# [TRY IT]
Every line of the records below that holds the word "JSON" belongs in the answer.
START THE INPUT
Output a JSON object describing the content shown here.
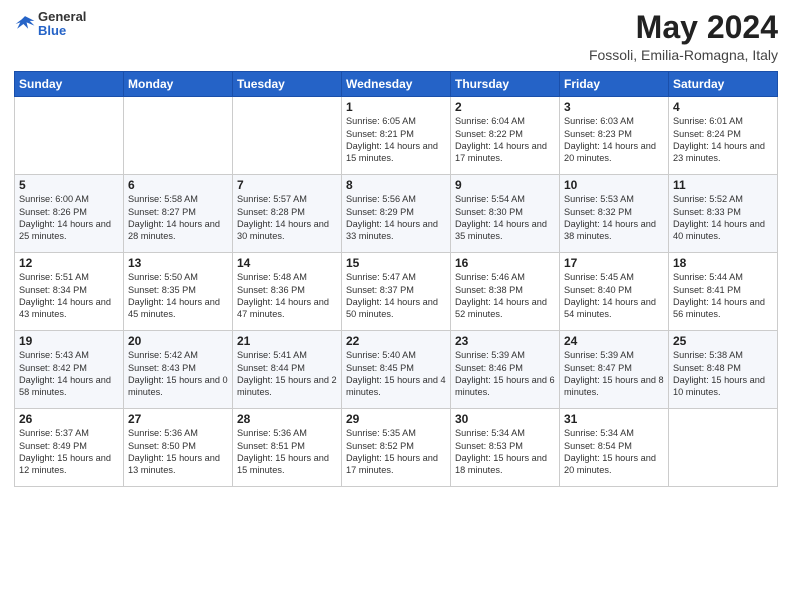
{
  "header": {
    "logo_general": "General",
    "logo_blue": "Blue",
    "month_title": "May 2024",
    "location": "Fossoli, Emilia-Romagna, Italy"
  },
  "weekdays": [
    "Sunday",
    "Monday",
    "Tuesday",
    "Wednesday",
    "Thursday",
    "Friday",
    "Saturday"
  ],
  "weeks": [
    [
      {
        "day": "",
        "info": ""
      },
      {
        "day": "",
        "info": ""
      },
      {
        "day": "",
        "info": ""
      },
      {
        "day": "1",
        "info": "Sunrise: 6:05 AM\nSunset: 8:21 PM\nDaylight: 14 hours\nand 15 minutes."
      },
      {
        "day": "2",
        "info": "Sunrise: 6:04 AM\nSunset: 8:22 PM\nDaylight: 14 hours\nand 17 minutes."
      },
      {
        "day": "3",
        "info": "Sunrise: 6:03 AM\nSunset: 8:23 PM\nDaylight: 14 hours\nand 20 minutes."
      },
      {
        "day": "4",
        "info": "Sunrise: 6:01 AM\nSunset: 8:24 PM\nDaylight: 14 hours\nand 23 minutes."
      }
    ],
    [
      {
        "day": "5",
        "info": "Sunrise: 6:00 AM\nSunset: 8:26 PM\nDaylight: 14 hours\nand 25 minutes."
      },
      {
        "day": "6",
        "info": "Sunrise: 5:58 AM\nSunset: 8:27 PM\nDaylight: 14 hours\nand 28 minutes."
      },
      {
        "day": "7",
        "info": "Sunrise: 5:57 AM\nSunset: 8:28 PM\nDaylight: 14 hours\nand 30 minutes."
      },
      {
        "day": "8",
        "info": "Sunrise: 5:56 AM\nSunset: 8:29 PM\nDaylight: 14 hours\nand 33 minutes."
      },
      {
        "day": "9",
        "info": "Sunrise: 5:54 AM\nSunset: 8:30 PM\nDaylight: 14 hours\nand 35 minutes."
      },
      {
        "day": "10",
        "info": "Sunrise: 5:53 AM\nSunset: 8:32 PM\nDaylight: 14 hours\nand 38 minutes."
      },
      {
        "day": "11",
        "info": "Sunrise: 5:52 AM\nSunset: 8:33 PM\nDaylight: 14 hours\nand 40 minutes."
      }
    ],
    [
      {
        "day": "12",
        "info": "Sunrise: 5:51 AM\nSunset: 8:34 PM\nDaylight: 14 hours\nand 43 minutes."
      },
      {
        "day": "13",
        "info": "Sunrise: 5:50 AM\nSunset: 8:35 PM\nDaylight: 14 hours\nand 45 minutes."
      },
      {
        "day": "14",
        "info": "Sunrise: 5:48 AM\nSunset: 8:36 PM\nDaylight: 14 hours\nand 47 minutes."
      },
      {
        "day": "15",
        "info": "Sunrise: 5:47 AM\nSunset: 8:37 PM\nDaylight: 14 hours\nand 50 minutes."
      },
      {
        "day": "16",
        "info": "Sunrise: 5:46 AM\nSunset: 8:38 PM\nDaylight: 14 hours\nand 52 minutes."
      },
      {
        "day": "17",
        "info": "Sunrise: 5:45 AM\nSunset: 8:40 PM\nDaylight: 14 hours\nand 54 minutes."
      },
      {
        "day": "18",
        "info": "Sunrise: 5:44 AM\nSunset: 8:41 PM\nDaylight: 14 hours\nand 56 minutes."
      }
    ],
    [
      {
        "day": "19",
        "info": "Sunrise: 5:43 AM\nSunset: 8:42 PM\nDaylight: 14 hours\nand 58 minutes."
      },
      {
        "day": "20",
        "info": "Sunrise: 5:42 AM\nSunset: 8:43 PM\nDaylight: 15 hours\nand 0 minutes."
      },
      {
        "day": "21",
        "info": "Sunrise: 5:41 AM\nSunset: 8:44 PM\nDaylight: 15 hours\nand 2 minutes."
      },
      {
        "day": "22",
        "info": "Sunrise: 5:40 AM\nSunset: 8:45 PM\nDaylight: 15 hours\nand 4 minutes."
      },
      {
        "day": "23",
        "info": "Sunrise: 5:39 AM\nSunset: 8:46 PM\nDaylight: 15 hours\nand 6 minutes."
      },
      {
        "day": "24",
        "info": "Sunrise: 5:39 AM\nSunset: 8:47 PM\nDaylight: 15 hours\nand 8 minutes."
      },
      {
        "day": "25",
        "info": "Sunrise: 5:38 AM\nSunset: 8:48 PM\nDaylight: 15 hours\nand 10 minutes."
      }
    ],
    [
      {
        "day": "26",
        "info": "Sunrise: 5:37 AM\nSunset: 8:49 PM\nDaylight: 15 hours\nand 12 minutes."
      },
      {
        "day": "27",
        "info": "Sunrise: 5:36 AM\nSunset: 8:50 PM\nDaylight: 15 hours\nand 13 minutes."
      },
      {
        "day": "28",
        "info": "Sunrise: 5:36 AM\nSunset: 8:51 PM\nDaylight: 15 hours\nand 15 minutes."
      },
      {
        "day": "29",
        "info": "Sunrise: 5:35 AM\nSunset: 8:52 PM\nDaylight: 15 hours\nand 17 minutes."
      },
      {
        "day": "30",
        "info": "Sunrise: 5:34 AM\nSunset: 8:53 PM\nDaylight: 15 hours\nand 18 minutes."
      },
      {
        "day": "31",
        "info": "Sunrise: 5:34 AM\nSunset: 8:54 PM\nDaylight: 15 hours\nand 20 minutes."
      },
      {
        "day": "",
        "info": ""
      }
    ]
  ]
}
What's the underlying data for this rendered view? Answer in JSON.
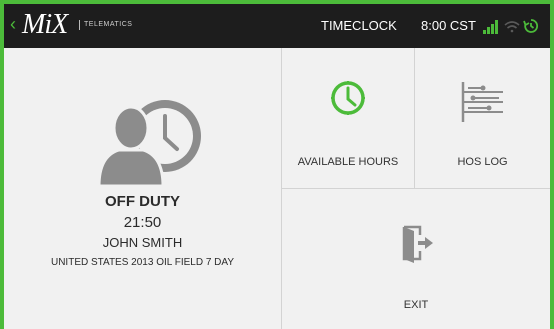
{
  "header": {
    "logo_text": "MiX",
    "logo_sub": "TELEMATICS",
    "title": "TIMECLOCK",
    "time": "8:00 CST"
  },
  "status": {
    "duty": "OFF DUTY",
    "time": "21:50",
    "driver": "JOHN SMITH",
    "ruleset": "UNITED STATES 2013 OIL FIELD 7 DAY"
  },
  "tiles": {
    "available_hours": "AVAILABLE HOURS",
    "hos_log": "HOS LOG",
    "exit": "EXIT"
  },
  "colors": {
    "accent_green": "#4cbb3a",
    "topbar": "#1d1d1d",
    "icon_gray": "#8c8c8c"
  },
  "icons": [
    "back-chevron-icon",
    "signal-icon",
    "wifi-icon",
    "sync-icon",
    "driver-clock-icon",
    "clock-icon",
    "hos-log-icon",
    "exit-door-icon"
  ]
}
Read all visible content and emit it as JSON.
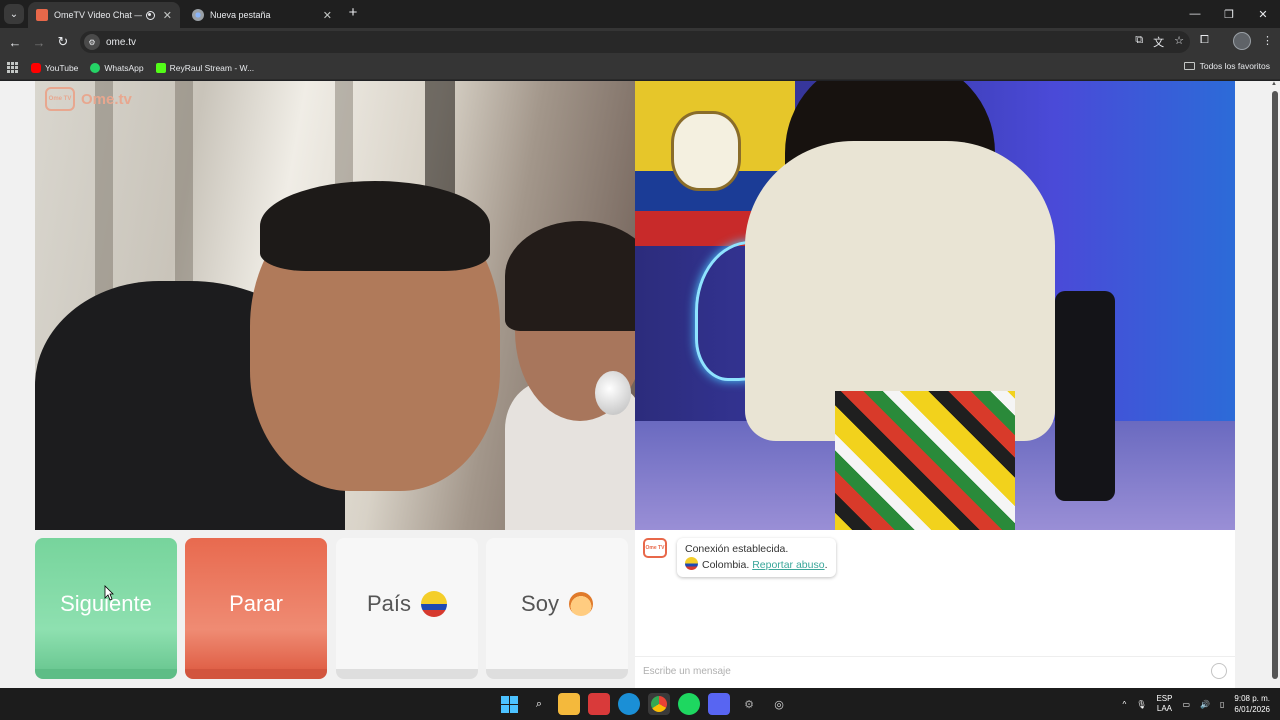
{
  "browser": {
    "tabs": [
      {
        "title": "OmeTV Video Chat — Ome",
        "active": true
      },
      {
        "title": "Nueva pestaña",
        "active": false
      }
    ],
    "url": "ome.tv",
    "bookmarks": [
      {
        "label": "YouTube",
        "icon": "youtube-icon",
        "color": "#ff0000"
      },
      {
        "label": "WhatsApp",
        "icon": "whatsapp-icon",
        "color": "#25d366"
      },
      {
        "label": "ReyRaul Stream - W...",
        "icon": "kick-icon",
        "color": "#53fc18"
      }
    ],
    "all_bookmarks": "Todos los favoritos"
  },
  "page": {
    "logo_text": "Ome.tv",
    "logo_badge": "Ome TV",
    "buttons": {
      "next": "Siguiente",
      "stop": "Parar",
      "country": "País",
      "gender": "Soy"
    },
    "chat": {
      "status": "Conexión establecida.",
      "country": "Colombia.",
      "report": "Reportar abuso",
      "report_suffix": ".",
      "placeholder": "Escribe un mensaje"
    },
    "colors": {
      "next": "#77d49c",
      "stop": "#e86a4f",
      "accent": "#e8684a"
    }
  },
  "taskbar": {
    "lang_top": "ESP",
    "lang_bottom": "LAA",
    "time": "9:08 p. m.",
    "date": "6/01/2026"
  }
}
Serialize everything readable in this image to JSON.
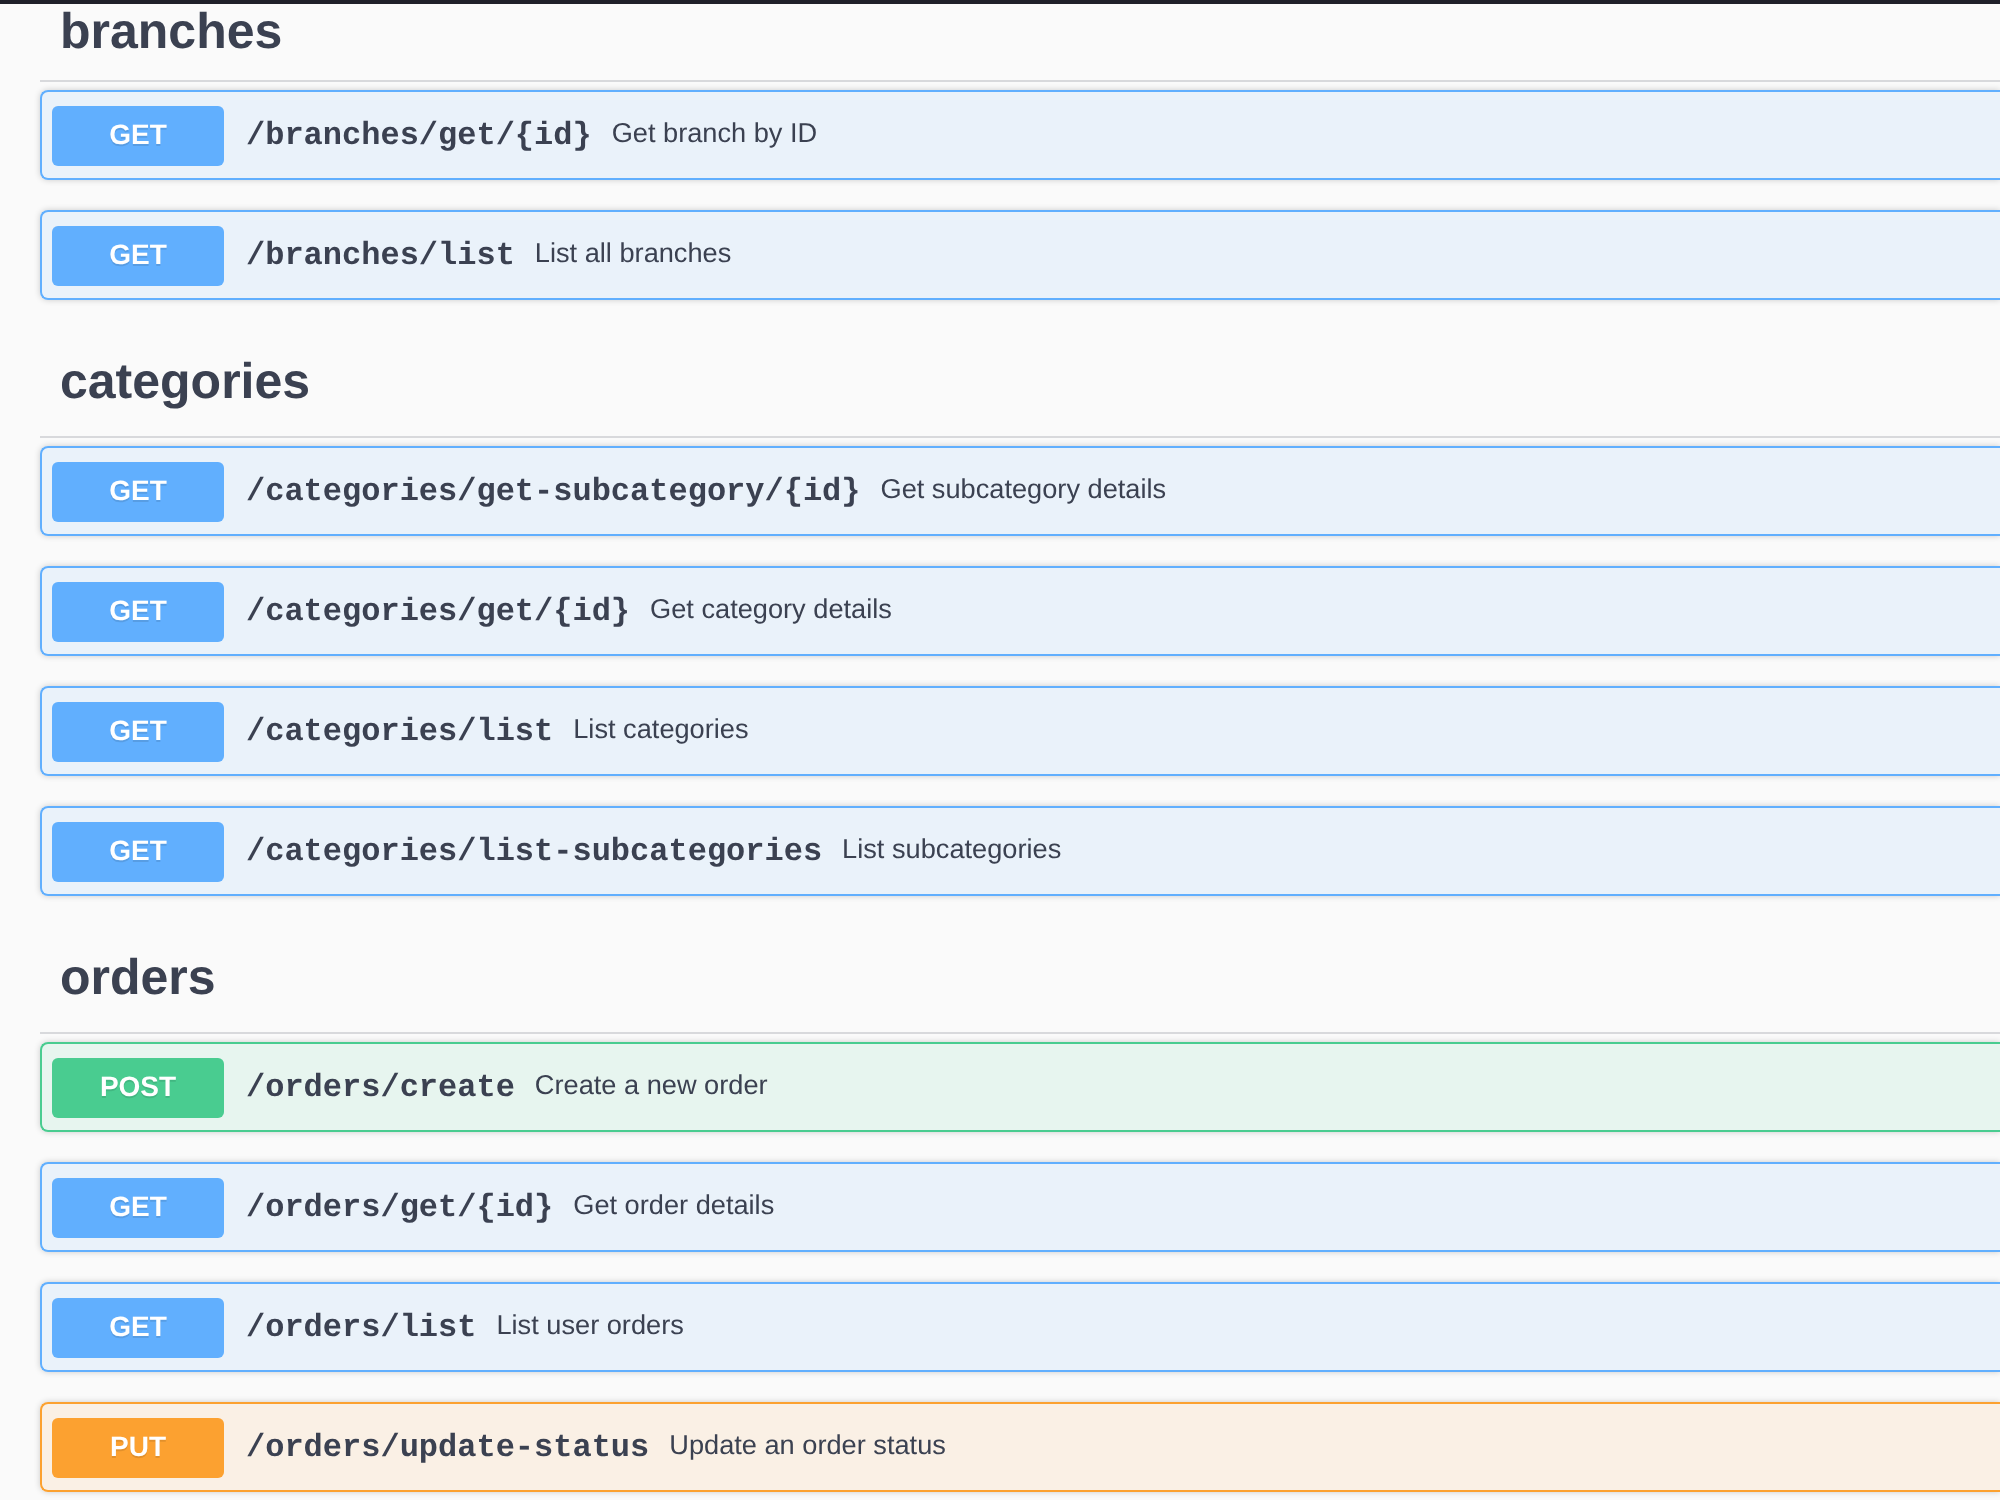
{
  "sections": [
    {
      "name": "branches",
      "operations": [
        {
          "method": "GET",
          "color": "#61affe",
          "path": "/branches/get/{id}",
          "summary": "Get branch by ID"
        },
        {
          "method": "GET",
          "color": "#61affe",
          "path": "/branches/list",
          "summary": "List all branches"
        }
      ]
    },
    {
      "name": "categories",
      "operations": [
        {
          "method": "GET",
          "color": "#61affe",
          "path": "/categories/get-subcategory/{id}",
          "summary": "Get subcategory details"
        },
        {
          "method": "GET",
          "color": "#61affe",
          "path": "/categories/get/{id}",
          "summary": "Get category details"
        },
        {
          "method": "GET",
          "color": "#61affe",
          "path": "/categories/list",
          "summary": "List categories"
        },
        {
          "method": "GET",
          "color": "#61affe",
          "path": "/categories/list-subcategories",
          "summary": "List subcategories"
        }
      ]
    },
    {
      "name": "orders",
      "operations": [
        {
          "method": "POST",
          "color": "#49cc90",
          "path": "/orders/create",
          "summary": "Create a new order"
        },
        {
          "method": "GET",
          "color": "#61affe",
          "path": "/orders/get/{id}",
          "summary": "Get order details"
        },
        {
          "method": "GET",
          "color": "#61affe",
          "path": "/orders/list",
          "summary": "List user orders"
        },
        {
          "method": "PUT",
          "color": "#fca130",
          "path": "/orders/update-status",
          "summary": "Update an order status"
        }
      ]
    }
  ]
}
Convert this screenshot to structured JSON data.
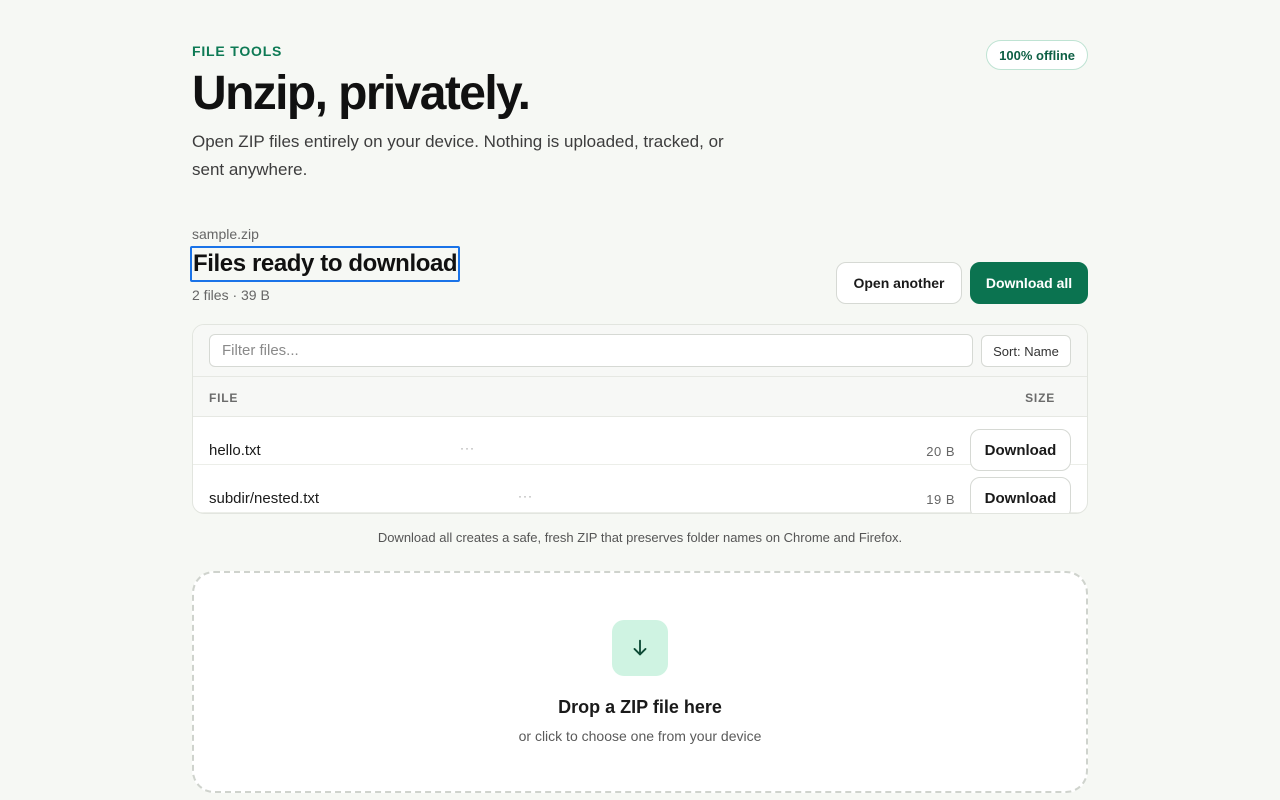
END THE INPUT
# [ANSWER BOX]
Output a JSON object describing the content shown here.
What's the underlying data for this rendered view? Answer in JSON.
Read all visible content and emit it as JSON.
Serialize everything readable in this image to JSON.
Convert this screenshot to structured JSON data.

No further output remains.